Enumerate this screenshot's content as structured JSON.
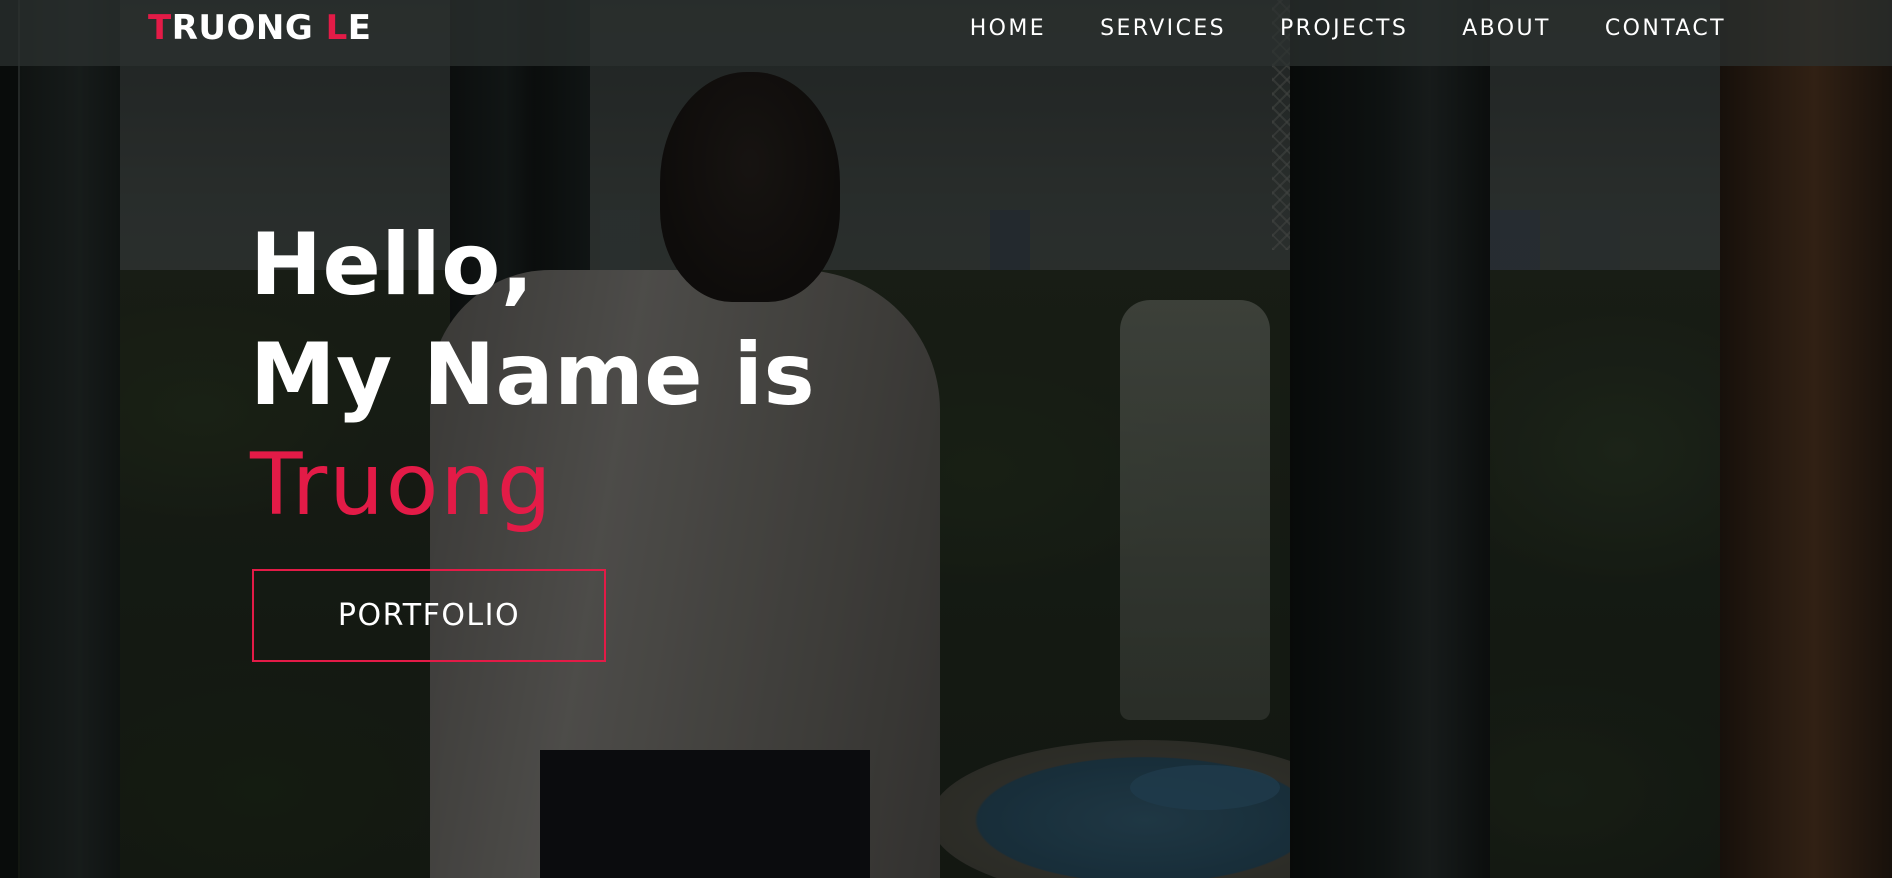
{
  "brand": {
    "first_initial": "T",
    "first_rest": "RUONG ",
    "last_initial": "L",
    "last_rest": "E"
  },
  "nav": {
    "items": [
      {
        "label": "HOME"
      },
      {
        "label": "SERVICES"
      },
      {
        "label": "PROJECTS"
      },
      {
        "label": "ABOUT"
      },
      {
        "label": "CONTACT"
      }
    ]
  },
  "hero": {
    "line1": "Hello,",
    "line2": "My Name is",
    "name": "Truong",
    "button_label": "PORTFOLIO"
  },
  "colors": {
    "accent": "#e31b47",
    "text": "#ffffff",
    "navbar": "#2d3231"
  }
}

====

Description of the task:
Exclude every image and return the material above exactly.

Written response:
Enumerate this screenshot's content as structured JSON.
{
  "brand": {
    "first_initial": "T",
    "first_rest": "RUONG ",
    "last_initial": "L",
    "last_rest": "E"
  },
  "nav": {
    "items": [
      {
        "label": "HOME"
      },
      {
        "label": "SERVICES"
      },
      {
        "label": "PROJECTS"
      },
      {
        "label": "ABOUT"
      },
      {
        "label": "CONTACT"
      }
    ]
  },
  "hero": {
    "line1": "Hello,",
    "line2": "My Name is",
    "name": "Truong",
    "button_label": "PORTFOLIO"
  },
  "colors": {
    "accent": "#e31b47",
    "text": "#ffffff",
    "navbar": "#2d3231"
  }
}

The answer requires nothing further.